Next, I wrote a memoir about my quest to find a long lost family recipe. It was a project that conveniently required travel to Italy. The Lost Ravioli Recipes of Hoboken (2007) was featured in Saveur, Food and Wine, Good Housekeeping, Elle, Entertainment Weekly, NPR, and Reader’s Digest. It was selected as a Newsday Cookbook of the Year, and Newsweek called it “a feast for the mind and the heart, as well as the palate.” The time I spent exploring Genoa and learning from pasta makers there was a joy beyond measure.
My latest book takes a new direction. It came about when, perhaps symbolically, I was selling a vintage stove.

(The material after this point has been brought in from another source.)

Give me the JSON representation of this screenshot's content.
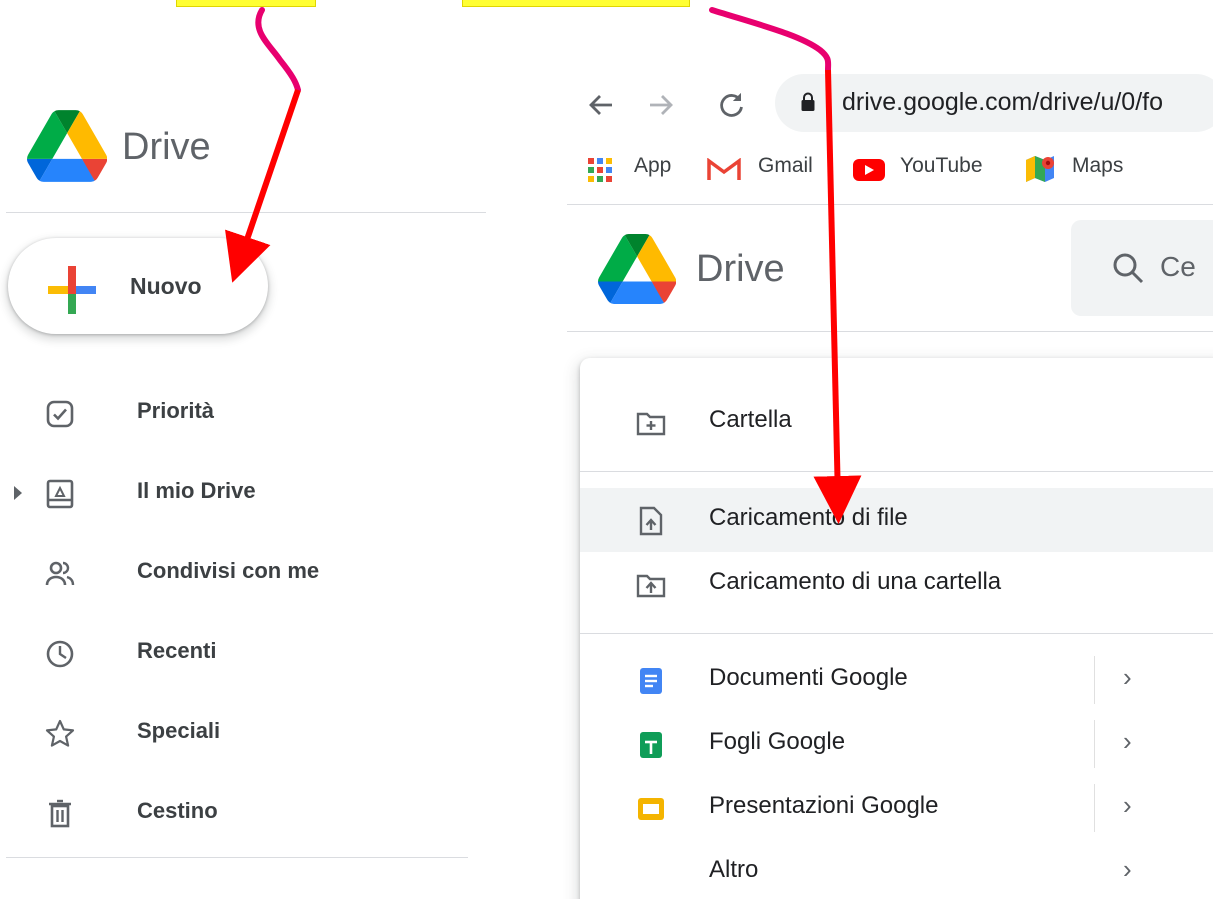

The woman who came to buy it told me she brought over greyhounds from Ireland who needed homes. We became friends and eventually, she and my husband convinced me to adopt an Irish sight hound named Lily for my animal-loving oldest son. Through Lily, I met Marion Fitzgibbon in Ireland and many animal rescue people around the world. For the most part, I thought they were out of their minds. And yet, I was fascinated by their passion and sense of justice for those who cannot speak for themselves. The world is radically changing its views of animals. Who were these people who were leading the way?
The Dogs of Avalon: The Race To Save Animals in Peril, will be published by W.W. Norton, August 22, 2017. Kirkus has called it “an engrossing account of greyhounds, their owners, and their champions.” The Bark has said it “merits high praise and appreciation.” Library Journal writes that “Schenone’s lovely prose captivates” and “. . . in Fitzgibbon, readers have a true animal champion.” The book has received blurbs from scientists and writers Marc Bekoff, Greogory Bern, Frans De Waal, Christina Baker Kline, Jeffrey Moussaieff Masson, and Dale Russakoff.
I live with my family in New Jersey, where I love to read, grow vegetables in my front yard, walk Lily, and spend time with my family and friends.